| Exercise instructions |
Your task is to count the lines of the records that contain "description". Answer with the number and nothing else.

-------- Task material --------

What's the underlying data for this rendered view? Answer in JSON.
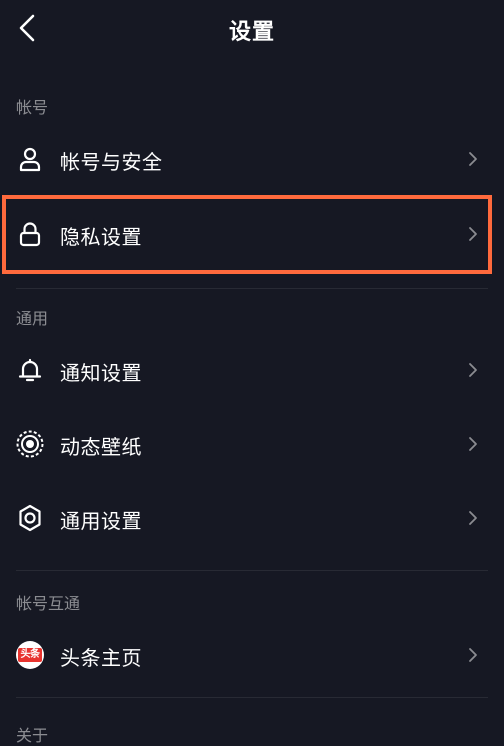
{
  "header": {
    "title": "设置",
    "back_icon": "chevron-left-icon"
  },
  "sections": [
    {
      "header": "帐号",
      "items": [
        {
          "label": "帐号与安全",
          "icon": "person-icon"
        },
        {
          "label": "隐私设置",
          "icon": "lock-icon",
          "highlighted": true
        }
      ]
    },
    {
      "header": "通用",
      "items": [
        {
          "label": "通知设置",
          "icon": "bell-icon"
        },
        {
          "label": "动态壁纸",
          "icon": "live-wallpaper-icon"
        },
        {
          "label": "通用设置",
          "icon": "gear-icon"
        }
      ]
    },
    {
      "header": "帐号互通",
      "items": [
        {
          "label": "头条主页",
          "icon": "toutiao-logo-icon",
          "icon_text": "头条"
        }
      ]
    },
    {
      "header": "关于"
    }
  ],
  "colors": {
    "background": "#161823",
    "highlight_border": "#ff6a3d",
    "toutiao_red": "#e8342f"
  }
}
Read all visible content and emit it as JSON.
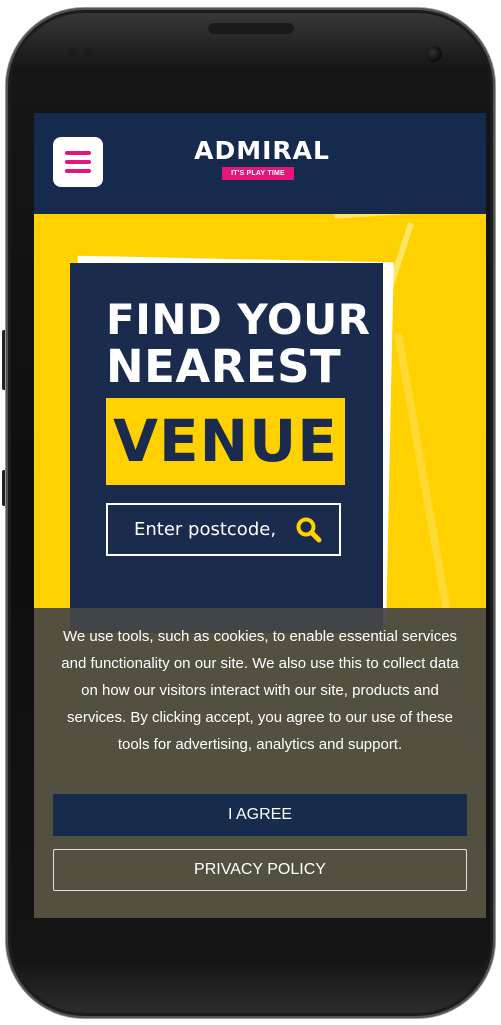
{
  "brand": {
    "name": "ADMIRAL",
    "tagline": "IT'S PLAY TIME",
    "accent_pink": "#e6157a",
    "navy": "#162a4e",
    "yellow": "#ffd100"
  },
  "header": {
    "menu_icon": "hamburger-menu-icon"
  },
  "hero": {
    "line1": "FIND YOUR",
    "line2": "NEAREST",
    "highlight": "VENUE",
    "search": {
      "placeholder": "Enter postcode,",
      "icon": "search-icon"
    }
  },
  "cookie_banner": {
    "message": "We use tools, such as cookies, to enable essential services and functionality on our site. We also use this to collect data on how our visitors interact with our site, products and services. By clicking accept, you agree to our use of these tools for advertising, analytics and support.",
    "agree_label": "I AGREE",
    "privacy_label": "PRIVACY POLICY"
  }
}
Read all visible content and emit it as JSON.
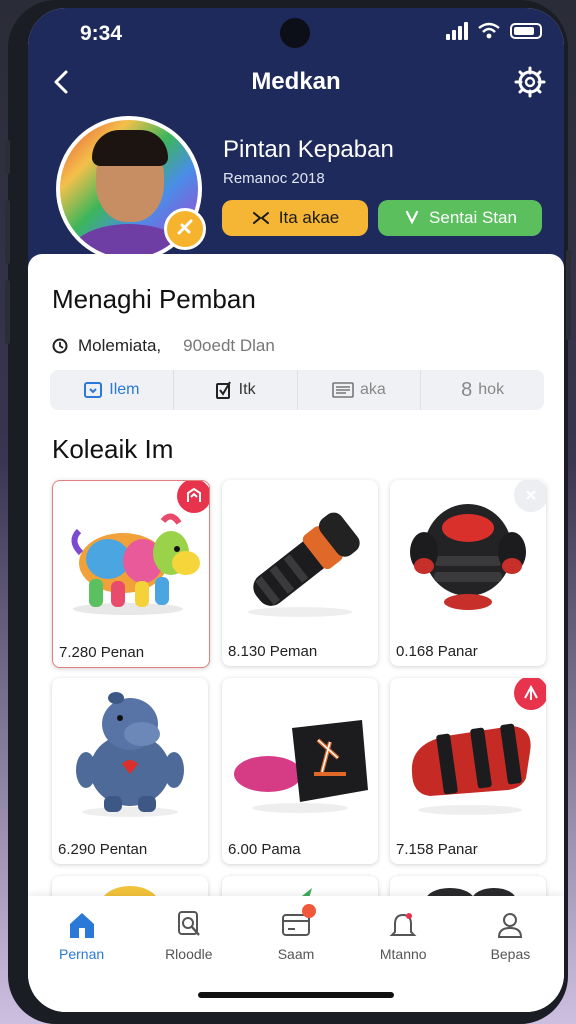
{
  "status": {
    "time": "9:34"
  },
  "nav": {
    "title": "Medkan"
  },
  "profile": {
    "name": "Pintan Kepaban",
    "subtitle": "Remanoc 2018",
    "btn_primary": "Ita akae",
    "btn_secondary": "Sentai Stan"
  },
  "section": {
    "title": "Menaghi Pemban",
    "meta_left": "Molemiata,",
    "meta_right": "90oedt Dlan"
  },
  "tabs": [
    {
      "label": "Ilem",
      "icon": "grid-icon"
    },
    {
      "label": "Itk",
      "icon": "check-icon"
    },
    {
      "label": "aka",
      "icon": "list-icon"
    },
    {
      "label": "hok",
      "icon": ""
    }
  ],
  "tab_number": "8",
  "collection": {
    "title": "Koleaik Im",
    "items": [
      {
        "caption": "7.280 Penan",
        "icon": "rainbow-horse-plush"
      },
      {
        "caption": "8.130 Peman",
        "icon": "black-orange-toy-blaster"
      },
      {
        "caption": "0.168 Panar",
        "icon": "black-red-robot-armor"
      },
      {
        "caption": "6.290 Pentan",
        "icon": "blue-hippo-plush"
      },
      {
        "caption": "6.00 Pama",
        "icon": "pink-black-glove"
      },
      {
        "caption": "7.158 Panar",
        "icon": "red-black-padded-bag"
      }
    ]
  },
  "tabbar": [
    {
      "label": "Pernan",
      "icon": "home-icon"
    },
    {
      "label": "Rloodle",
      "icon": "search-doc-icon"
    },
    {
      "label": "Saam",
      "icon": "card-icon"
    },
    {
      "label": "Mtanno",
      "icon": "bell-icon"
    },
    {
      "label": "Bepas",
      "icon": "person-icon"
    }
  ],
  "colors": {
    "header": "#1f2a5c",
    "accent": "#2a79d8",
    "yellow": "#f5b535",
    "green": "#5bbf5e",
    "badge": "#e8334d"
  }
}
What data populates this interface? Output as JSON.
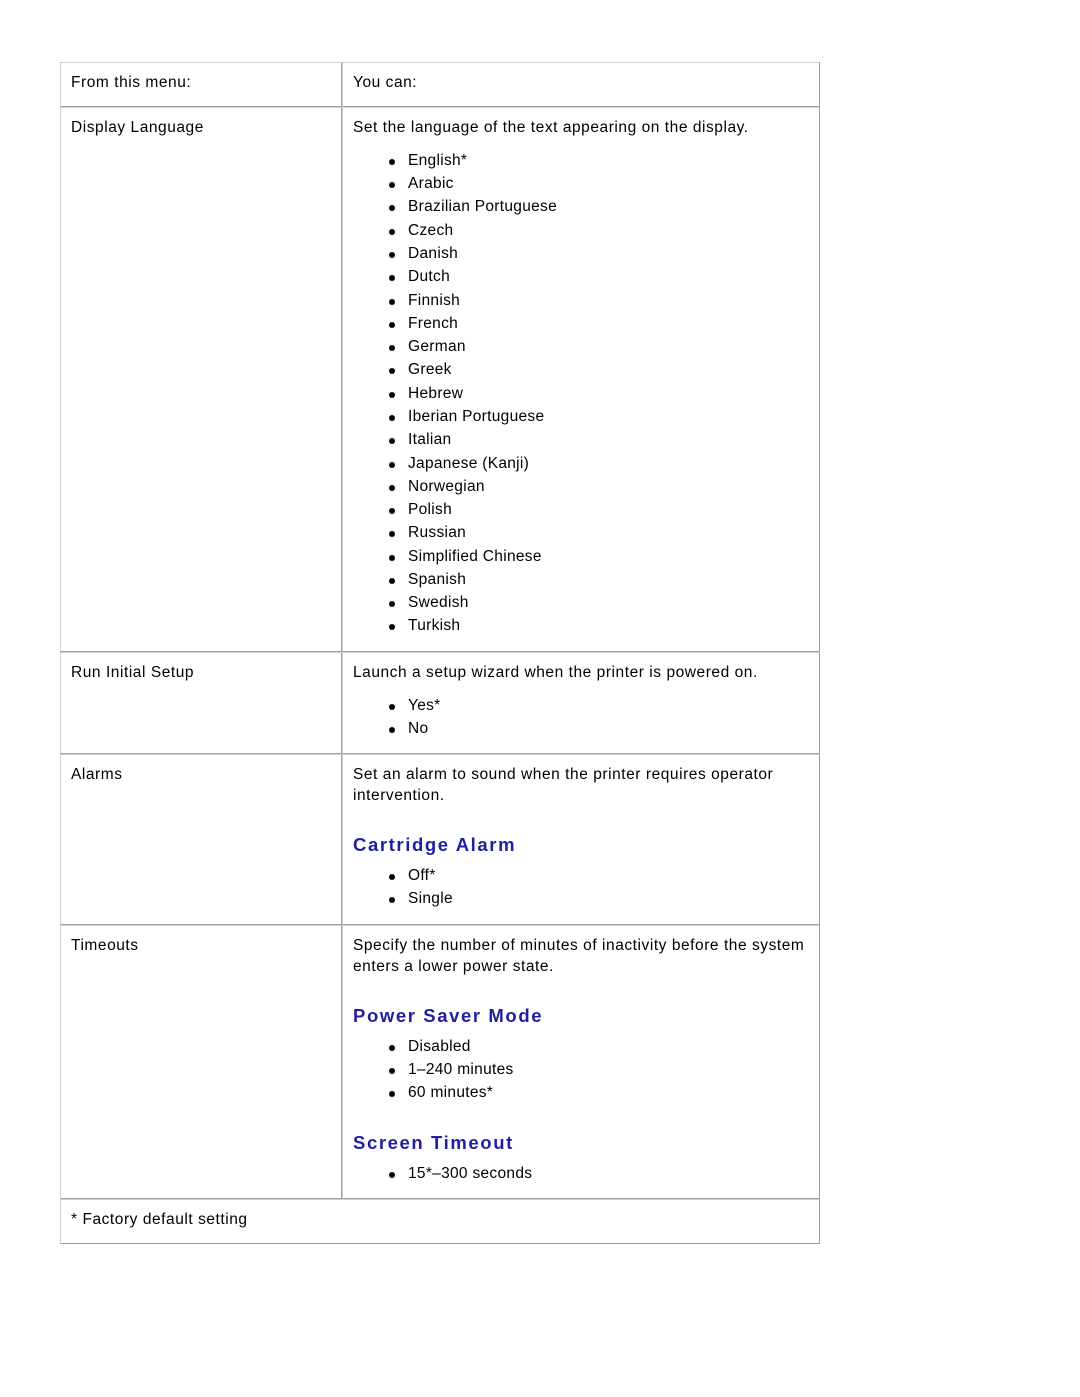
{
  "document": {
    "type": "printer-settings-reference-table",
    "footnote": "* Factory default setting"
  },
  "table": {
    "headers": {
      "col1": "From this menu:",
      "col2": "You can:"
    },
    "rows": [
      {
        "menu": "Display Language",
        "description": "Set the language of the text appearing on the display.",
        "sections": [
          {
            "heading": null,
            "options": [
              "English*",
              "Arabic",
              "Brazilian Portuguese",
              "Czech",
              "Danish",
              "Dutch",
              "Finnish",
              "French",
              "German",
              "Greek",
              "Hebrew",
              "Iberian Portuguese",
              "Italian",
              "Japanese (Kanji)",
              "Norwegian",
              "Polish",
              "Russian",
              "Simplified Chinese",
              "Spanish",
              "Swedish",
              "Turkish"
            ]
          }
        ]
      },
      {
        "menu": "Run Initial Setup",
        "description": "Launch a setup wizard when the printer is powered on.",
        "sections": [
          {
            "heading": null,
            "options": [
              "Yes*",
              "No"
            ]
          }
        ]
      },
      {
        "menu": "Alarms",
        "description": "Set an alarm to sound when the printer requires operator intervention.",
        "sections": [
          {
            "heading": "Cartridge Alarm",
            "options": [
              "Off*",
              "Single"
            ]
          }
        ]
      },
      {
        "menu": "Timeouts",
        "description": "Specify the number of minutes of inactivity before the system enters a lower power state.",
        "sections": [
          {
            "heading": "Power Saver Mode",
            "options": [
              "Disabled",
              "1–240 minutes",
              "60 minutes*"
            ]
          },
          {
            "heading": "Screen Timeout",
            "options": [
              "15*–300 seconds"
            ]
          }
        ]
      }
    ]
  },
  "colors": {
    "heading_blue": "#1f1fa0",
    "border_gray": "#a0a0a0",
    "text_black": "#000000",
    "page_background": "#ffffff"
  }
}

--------

| Solution to the exercise |
4